3Com has been working with Certicom Corp. to develop enterprise-level security for the Palm platform, but availability has not been set.

The Future at Hand

Corporate executives are finding that deploying handhelds can have benefits that extend beyond business processes. Providing them to employees can, for example, be a good morale-building move. "People like the technology," says Aztec Systems Inc. President Andrew Levi. "It's good for the relationship between the company and the employee." Unfortunately, that argument isn't likely to satisfy a company's financial managers, who will ask for a more quantified justification.

Nonetheless, the potential of PDAs bears watching. As a CIO, you may bemoan the ever-expanding boundaries of enterprise data. The fact remains that the closer employees can be to their data-no matter how far they are from their desks-the higher their productivity is likely to be.

(Alan S. Kay covers business and consumer technology from San Francisco. He can be reached via e-mail at ask@well.com.) Sprint Sprints ForwardBy Howard BaldwinNew technology promises simultaneous use over single line.

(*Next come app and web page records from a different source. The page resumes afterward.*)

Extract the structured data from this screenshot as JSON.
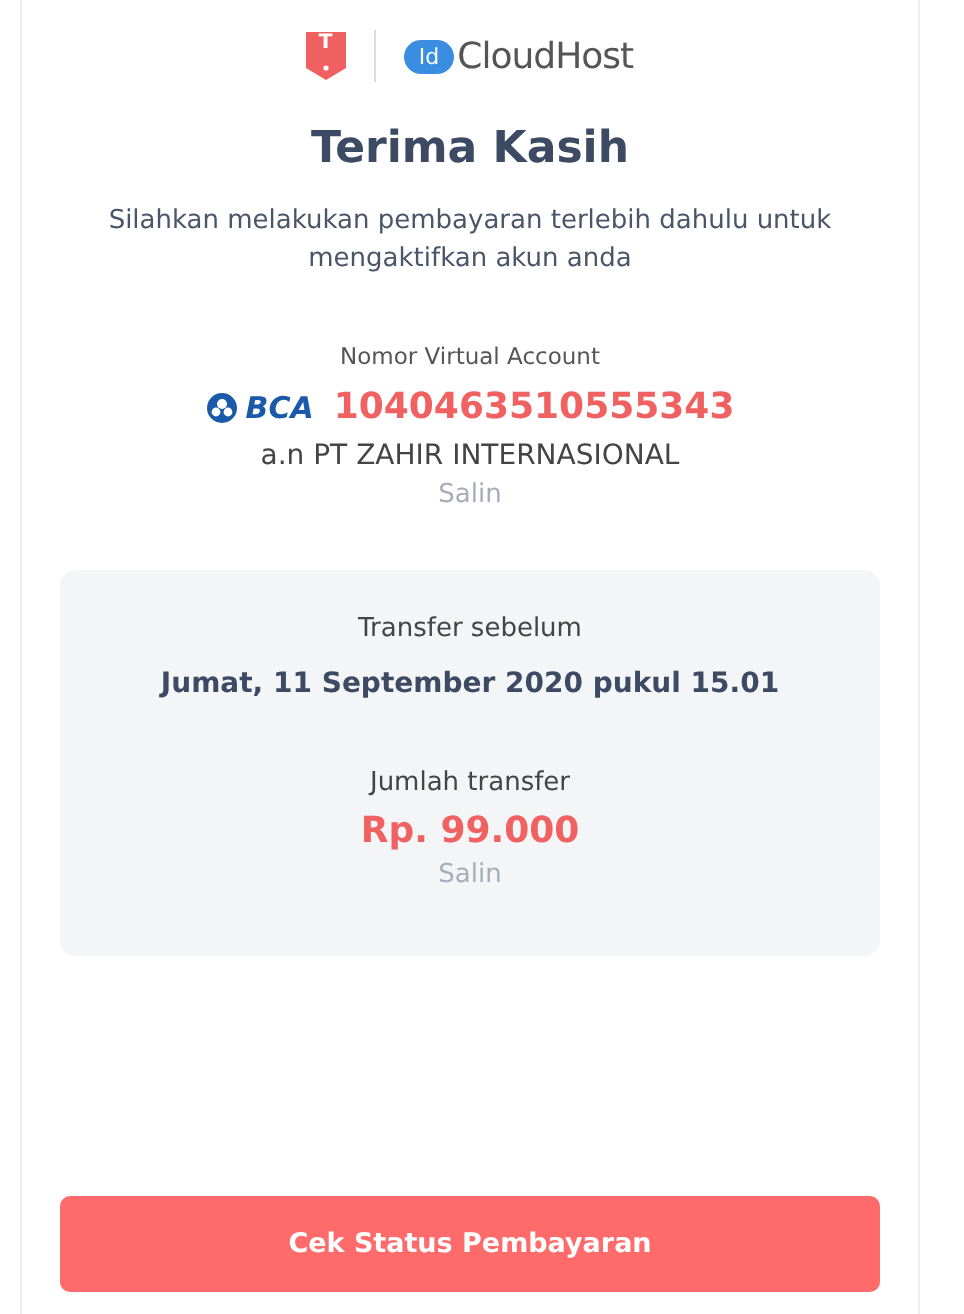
{
  "logo": {
    "badge": "T",
    "cloud_mark": "Id",
    "brand": "CloudHost"
  },
  "title": "Terima Kasih",
  "subtitle": "Silahkan melakukan pembayaran terlebih dahulu untuk mengaktifkan akun anda",
  "virtual_account": {
    "label": "Nomor Virtual Account",
    "bank": "BCA",
    "number": "1040463510555343",
    "holder": "a.n PT ZAHIR INTERNASIONAL",
    "copy": "Salin"
  },
  "transfer": {
    "deadline_label": "Transfer sebelum",
    "deadline": "Jumat, 11 September 2020 pukul 15.01",
    "amount_label": "Jumlah transfer",
    "amount": "Rp. 99.000",
    "copy": "Salin"
  },
  "button": "Cek Status Pembayaran"
}
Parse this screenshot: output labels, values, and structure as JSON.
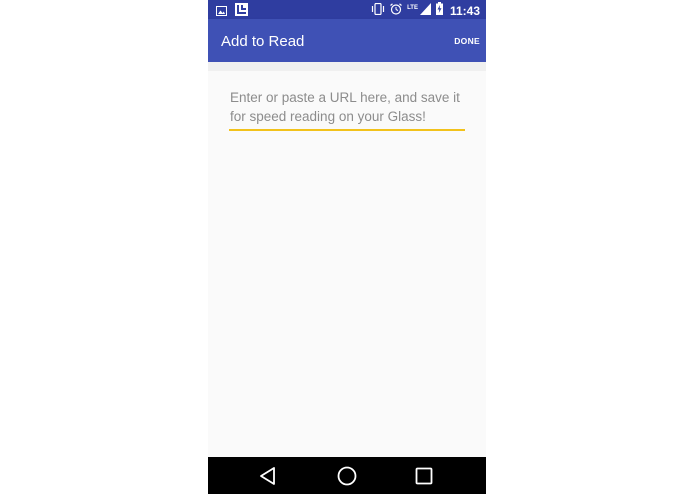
{
  "status_bar": {
    "time": "11:43",
    "network": "LTE",
    "icons": [
      "image-icon",
      "app-logo-icon",
      "vibrate-icon",
      "alarm-icon",
      "signal-icon",
      "battery-charging-icon"
    ]
  },
  "app_bar": {
    "title": "Add to Read",
    "done_label": "DONE"
  },
  "form": {
    "url_input": {
      "value": "",
      "placeholder": "Enter or paste a URL here, and save it for speed reading on your Glass!"
    }
  },
  "colors": {
    "status_bar": "#2f3da0",
    "app_bar": "#3f51b5",
    "accent_underline": "#f2c21b",
    "background": "#fafafa",
    "nav_bar": "#000000"
  },
  "nav_bar": {
    "icons": [
      "back-icon",
      "home-icon",
      "recents-icon"
    ]
  }
}
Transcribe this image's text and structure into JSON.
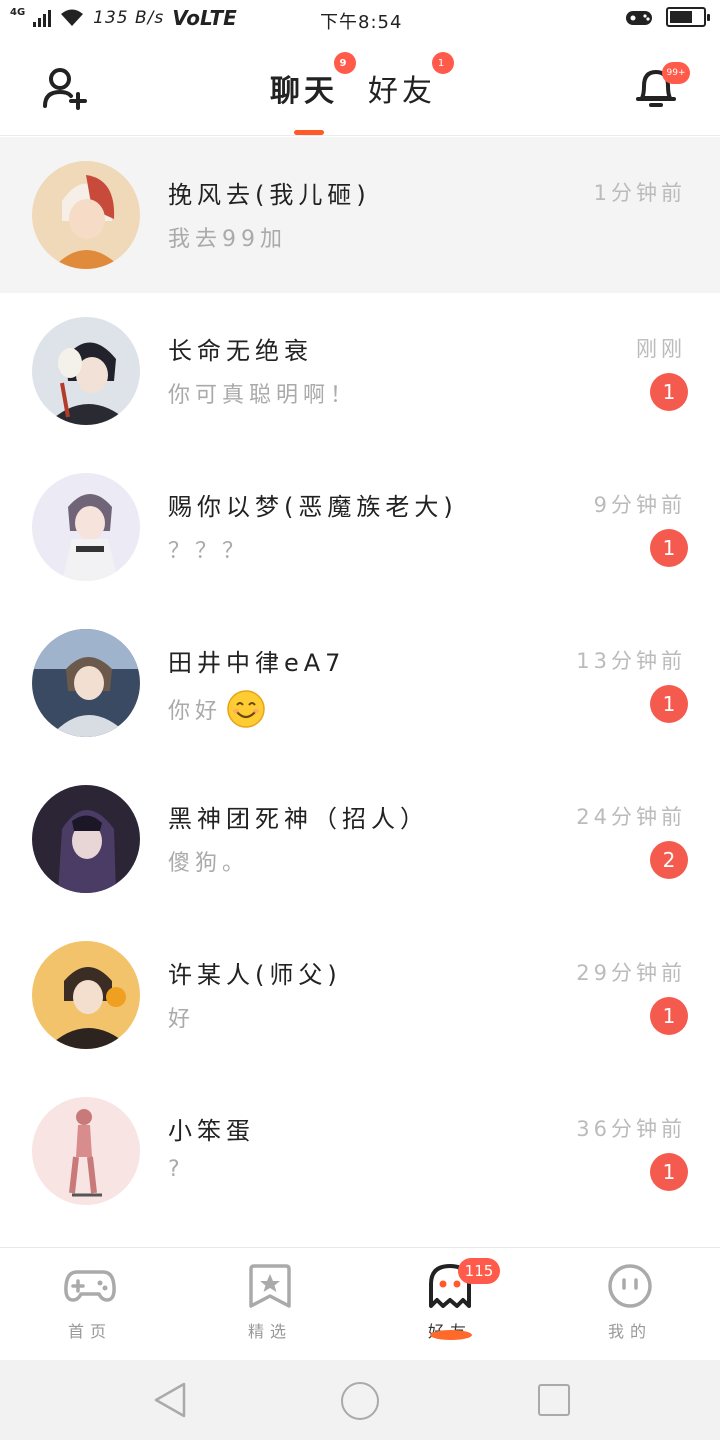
{
  "status_bar": {
    "network": "4G",
    "speed": "135 B/s",
    "volte": "VoLTE",
    "time": "下午8:54",
    "battery_level": 0.7
  },
  "header": {
    "tabs": [
      {
        "label": "聊天",
        "badge": "9",
        "active": true
      },
      {
        "label": "好友",
        "badge": "1",
        "active": false
      }
    ],
    "bell_badge": "99+",
    "icons": {
      "left": "add-friend-icon",
      "right": "bell-icon"
    }
  },
  "chats": [
    {
      "name": "挽风去(我儿砸)",
      "message": "我去99加",
      "time": "1分钟前",
      "unread": "",
      "avatar_colors": [
        "#e6c9a8",
        "#c84a3a"
      ]
    },
    {
      "name": "长命无绝衰",
      "message": "你可真聪明啊！",
      "time": "刚刚",
      "unread": "1",
      "avatar_colors": [
        "#dde3e8",
        "#2a2a33"
      ]
    },
    {
      "name": "赐你以梦(恶魔族老大)",
      "message": "？？？",
      "time": "9分钟前",
      "unread": "1",
      "avatar_colors": [
        "#eceaf5",
        "#6f6478"
      ]
    },
    {
      "name": "田井中律eA7",
      "message": "你好",
      "emoji": "smile",
      "time": "13分钟前",
      "unread": "1",
      "avatar_colors": [
        "#3a4a62",
        "#9fb4cc"
      ]
    },
    {
      "name": "黑神团死神（招人）",
      "message": "傻狗。",
      "time": "24分钟前",
      "unread": "2",
      "avatar_colors": [
        "#2b2536",
        "#7c6a98"
      ]
    },
    {
      "name": "许某人(师父)",
      "message": "好",
      "time": "29分钟前",
      "unread": "1",
      "avatar_colors": [
        "#f2c36a",
        "#3b2c24"
      ]
    },
    {
      "name": "小笨蛋",
      "message": "?",
      "time": "36分钟前",
      "unread": "1",
      "avatar_colors": [
        "#f9e4e4",
        "#c87a7a"
      ]
    }
  ],
  "bottom_nav": {
    "items": [
      {
        "label": "首页",
        "icon": "gamepad-icon",
        "active": false
      },
      {
        "label": "精选",
        "icon": "star-bookmark-icon",
        "active": false
      },
      {
        "label": "好友",
        "icon": "ghost-icon",
        "active": true,
        "badge": "115"
      },
      {
        "label": "我的",
        "icon": "face-icon",
        "active": false
      }
    ]
  },
  "system_nav": {
    "icons": [
      "back-icon",
      "home-icon",
      "recents-icon"
    ]
  },
  "colors": {
    "accent": "#ff5a28",
    "badge": "#f55a4e",
    "muted": "#aaaaaa"
  }
}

In the immortal words of Arthur C. Clarke, a sufficiently advanced technology is indistinguishable from magic. Every so often, you hear some ballyhoo that seems to fit that description. Take Sprint Corp.'s new Integrated On-Demand Network (ION), which promises multiple phone calls, Internet access and fax receipt over the same phone line for business or home. If it works, who cares how they pull the rabbit out of the hat? It sounds like a big boost for IT in terms of security and reliability.

It's not news to CIOs that telecom needs are exploding, fuelling bandwidth requirements. You can recite them in your sleep: electronic commerce, extranets, a dispersed workforce. "CIOs are also driven by speed-to-market and customer responsiveness," says Sue Sentell, vice president of marketing for Sprint Business in Dallas, citing the need for multimedia applications such as collaborative product development and interactive customer care. "The result is that CIOs need to establish multiple networks to meet multiple needs, which increases complexity and cost."With its single-line capability, ION obviously is designed to eliminate this problem, both in the enterprise and in the realm of home use for telecommuters.

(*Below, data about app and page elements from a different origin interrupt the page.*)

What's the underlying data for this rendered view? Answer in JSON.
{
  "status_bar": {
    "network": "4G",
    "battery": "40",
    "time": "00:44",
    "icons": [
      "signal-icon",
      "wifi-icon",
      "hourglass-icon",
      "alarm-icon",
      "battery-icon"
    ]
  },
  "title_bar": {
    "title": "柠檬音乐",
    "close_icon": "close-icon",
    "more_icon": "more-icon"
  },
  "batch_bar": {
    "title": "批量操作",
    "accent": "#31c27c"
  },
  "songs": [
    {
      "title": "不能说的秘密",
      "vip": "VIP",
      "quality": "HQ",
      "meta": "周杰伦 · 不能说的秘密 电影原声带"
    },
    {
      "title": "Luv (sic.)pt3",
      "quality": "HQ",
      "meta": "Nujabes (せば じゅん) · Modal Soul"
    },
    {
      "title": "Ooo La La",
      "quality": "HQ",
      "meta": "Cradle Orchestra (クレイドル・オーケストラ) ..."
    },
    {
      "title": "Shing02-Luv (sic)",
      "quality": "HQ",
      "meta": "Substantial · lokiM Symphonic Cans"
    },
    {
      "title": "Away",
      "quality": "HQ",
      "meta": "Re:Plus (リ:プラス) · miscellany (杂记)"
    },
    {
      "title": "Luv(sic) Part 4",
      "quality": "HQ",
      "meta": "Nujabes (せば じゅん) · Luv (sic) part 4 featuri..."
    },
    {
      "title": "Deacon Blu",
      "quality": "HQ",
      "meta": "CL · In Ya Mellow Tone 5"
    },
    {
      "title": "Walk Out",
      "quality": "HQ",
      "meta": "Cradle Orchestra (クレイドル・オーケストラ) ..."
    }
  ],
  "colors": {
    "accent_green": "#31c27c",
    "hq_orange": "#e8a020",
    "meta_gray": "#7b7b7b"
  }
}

ION is rolling out to enterprises at the end of this year. Sprint will then target smaller offices of current customers in early 1999, and then market to other small businesses and homes in the second half of next year. The first cities slated for the capability are Atlanta, Chicago, Dallas, Denver, Houston, Kansas City, Missouri. (where Sprint was founded), and New York.

According to Sentell, customers won't need new wiring and won't need to swap existing telecom equipment. ION requires the installation of what Sprint is calling an integrated services hub, a device that accepts multiple kinds of communications-voice, PBX (private branch exchange), ATM (asynchronous transfer mode) and frame relay-and integrates their protocols, subsequently sending them speeding over an ATM network. The size of the hub differs depending on the installation: In the home, it may be the size of a notebook computer; in an enterprise, it may take up a rack as tall as Michael Jordan.

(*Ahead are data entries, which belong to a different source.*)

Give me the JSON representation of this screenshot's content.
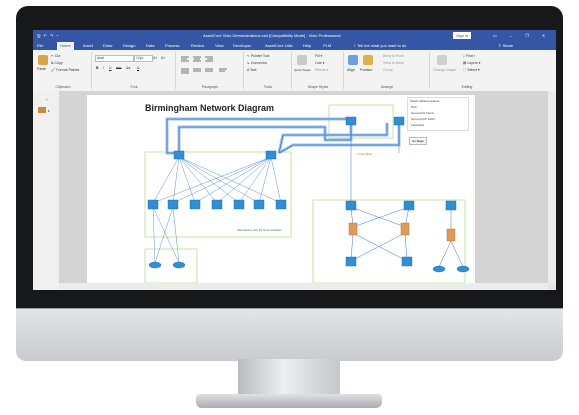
{
  "window": {
    "quick_access": "🖫 ↶ ↷ ▾",
    "title": "AssetCore Visio Demonstrations.vsd  [Compatibility Mode]  -  Visio Professional",
    "sign_in": "Sign in",
    "controls": "▭ – ❐ ✕"
  },
  "tabs": [
    {
      "label": "File"
    },
    {
      "label": "Home"
    },
    {
      "label": "Insert"
    },
    {
      "label": "Draw"
    },
    {
      "label": "Design"
    },
    {
      "label": "Data"
    },
    {
      "label": "Process"
    },
    {
      "label": "Review"
    },
    {
      "label": "View"
    },
    {
      "label": "Developer"
    },
    {
      "label": "AssetCore Utils"
    },
    {
      "label": "Help"
    },
    {
      "label": "PLM"
    }
  ],
  "tell_me": "♀ Tell me what you want to do",
  "share": "⇪ Share",
  "ribbon": {
    "clipboard": {
      "paste": "Paste",
      "cut": "✂ Cut",
      "copy": "⧉ Copy",
      "format_painter": "🖌 Format Painter",
      "label": "Clipboard"
    },
    "font": {
      "font_name": "Arial",
      "font_size": "12pt.",
      "grow": "A˄",
      "shrink": "A˅",
      "bold": "B",
      "italic": "I",
      "underline": "U",
      "strike": "abc",
      "case": "Aa",
      "color": "A",
      "label": "Font"
    },
    "paragraph": {
      "label": "Paragraph"
    },
    "tools": {
      "pointer": "↖ Pointer Tool",
      "connector": "↳ Connector",
      "text": "A Text",
      "label": "Tools"
    },
    "shape_styles": {
      "quick_styles": "Quick Styles",
      "fill": "Fill ▾",
      "line": "Line ▾",
      "effects": "Effects ▾",
      "label": "Shape Styles"
    },
    "arrange": {
      "align": "Align",
      "position": "Position",
      "bring_front": "Bring to Front",
      "send_back": "Send to Back",
      "group": "Group",
      "label": "Arrange"
    },
    "editing": {
      "change_shape": "Change Shape",
      "find": "⌕ Find ▾",
      "layers": "▤ Layers ▾",
      "select": "⬚ Select ▾",
      "label": "Editing"
    }
  },
  "diagram": {
    "title": "Birmingham Network Diagram",
    "options_title": "Select cabinet options",
    "options": [
      "Both",
      "Nexus/ACF Fabric",
      "Nexus/LACP Fabric",
      "Fabricated"
    ],
    "apply_button": "Go Stage",
    "note_green": "Data Stack is Gen 4th Server Facilities",
    "callout": "2 Link Fabric"
  },
  "colors": {
    "accent": "#3456a4",
    "link_blue": "#3b77c6",
    "link_light": "#9fc3ec",
    "group_green": "#9bd46a",
    "firewall_orange": "#e09a58",
    "switch_blue": "#2f8fd6"
  }
}
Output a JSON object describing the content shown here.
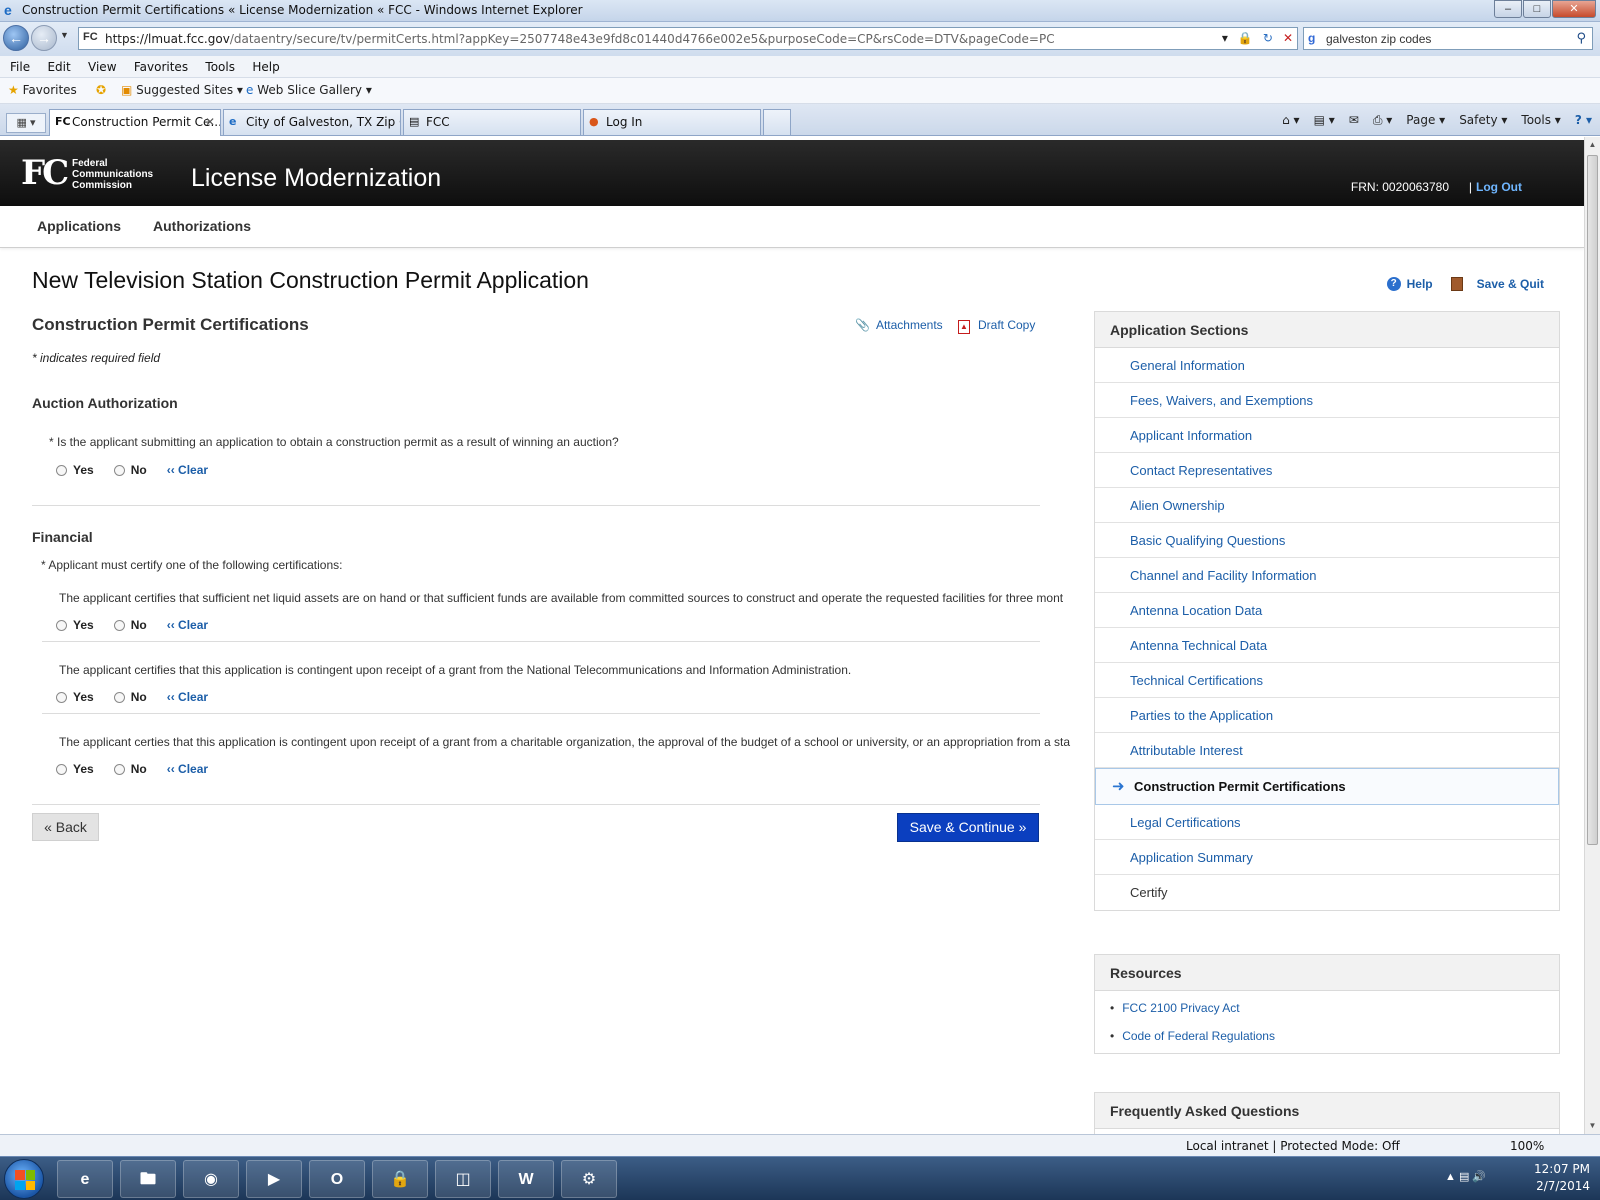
{
  "window": {
    "title": "Construction Permit Certifications « License Modernization « FCC - Windows Internet Explorer",
    "minimize": "–",
    "maximize": "□",
    "close": "✕"
  },
  "address": {
    "url_host": "https://lmuat.fcc.gov",
    "url_path": "/dataentry/secure/tv/permitCerts.html?appKey=2507748e43e9fd8c01440d4766e002e5&purposeCode=CP&rsCode=DTV&pageCode=PC",
    "search_text": "galveston zip codes"
  },
  "menubar": [
    "File",
    "Edit",
    "View",
    "Favorites",
    "Tools",
    "Help"
  ],
  "favorites_bar": {
    "favorites": "Favorites",
    "suggested": "Suggested Sites ▾",
    "webslice": "Web Slice Gallery ▾"
  },
  "tabs": [
    {
      "label": "Construction Permit Ce...",
      "icon": "FC"
    },
    {
      "label": "City of Galveston, TX Zip C...",
      "icon": "e"
    },
    {
      "label": "FCC",
      "icon": "▤"
    },
    {
      "label": "Log In",
      "icon": "●"
    }
  ],
  "command_bar": [
    "Page ▾",
    "Safety ▾",
    "Tools ▾",
    "? ▾"
  ],
  "header": {
    "logo": "FC",
    "logo_text_1": "Federal",
    "logo_text_2": "Communications",
    "logo_text_3": "Commission",
    "app_title": "License Modernization",
    "frn": "FRN: 0020063780",
    "separator": "|",
    "logout": "Log Out"
  },
  "subnav": {
    "applications": "Applications",
    "authorizations": "Authorizations"
  },
  "page": {
    "title": "New Television Station Construction Permit Application",
    "help": "Help",
    "save_quit": "Save & Quit",
    "section_title": "Construction Permit Certifications",
    "attachments": "Attachments",
    "draft_copy": "Draft Copy",
    "required_note": "* indicates required field"
  },
  "auction": {
    "title": "Auction Authorization",
    "question": "* Is the applicant submitting an application to obtain a construction permit as a result of winning an auction?"
  },
  "financial": {
    "title": "Financial",
    "instruction": "* Applicant must certify one of the following certifications:",
    "cert_1": "The applicant certifies that sufficient net liquid assets are on hand or that sufficient funds are available from committed sources to construct and operate the requested facilities for three mont",
    "cert_2": "The applicant certifies that this application is contingent upon receipt of a grant from the National Telecommunications and Information Administration.",
    "cert_3": "The applicant certies that this application is contingent upon receipt of a grant from a charitable organization, the approval of the budget of a school or university, or an appropriation from a sta"
  },
  "radio": {
    "yes": "Yes",
    "no": "No",
    "clear": "‹‹ Clear"
  },
  "buttons": {
    "back": "« Back",
    "save_continue": "Save & Continue »"
  },
  "sidebar": {
    "title": "Application Sections",
    "items": [
      "General Information",
      "Fees, Waivers, and Exemptions",
      "Applicant Information",
      "Contact Representatives",
      "Alien Ownership",
      "Basic Qualifying Questions",
      "Channel and Facility Information",
      "Antenna Location Data",
      "Antenna Technical Data",
      "Technical Certifications",
      "Parties to the Application",
      "Attributable Interest",
      "Construction Permit Certifications",
      "Legal Certifications",
      "Application Summary",
      "Certify"
    ]
  },
  "resources": {
    "title": "Resources",
    "links": [
      "FCC 2100 Privacy Act",
      "Code of Federal Regulations"
    ]
  },
  "faq": {
    "title": "Frequently Asked Questions"
  },
  "statusbar": {
    "zone": "Local intranet | Protected Mode: Off",
    "zoom": "100%"
  },
  "taskbar": {
    "time": "12:07 PM",
    "date": "2/7/2014"
  }
}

Sprint has not determined pricing for its offering, but Sentell estimates that CIOs would see a reduction in overall IT costs because they'd be paying for bandwidth when they needed it rather than at a constant level. Sentell refrained from estimating the competitive advantage this might give her company in the marketplace, but she did note that ION represented approximately five years of work and "scores" of patents. ATT Corp. reports that over the last two years it's invested some US$14 billion in technology to provide simply integrated, high-speed services; MCI Communications Corp. did not respond to requests for information about its plans.

The problem with magic is, if you don't know how it works, you can never be sure ahead of time if it's really going to work. Here's to sawing telecom complexity in half.

Middleware for Middleware

By CIO staff

1 2 Page 1
Page 1 of 2
7 secrets of successful remote IT teams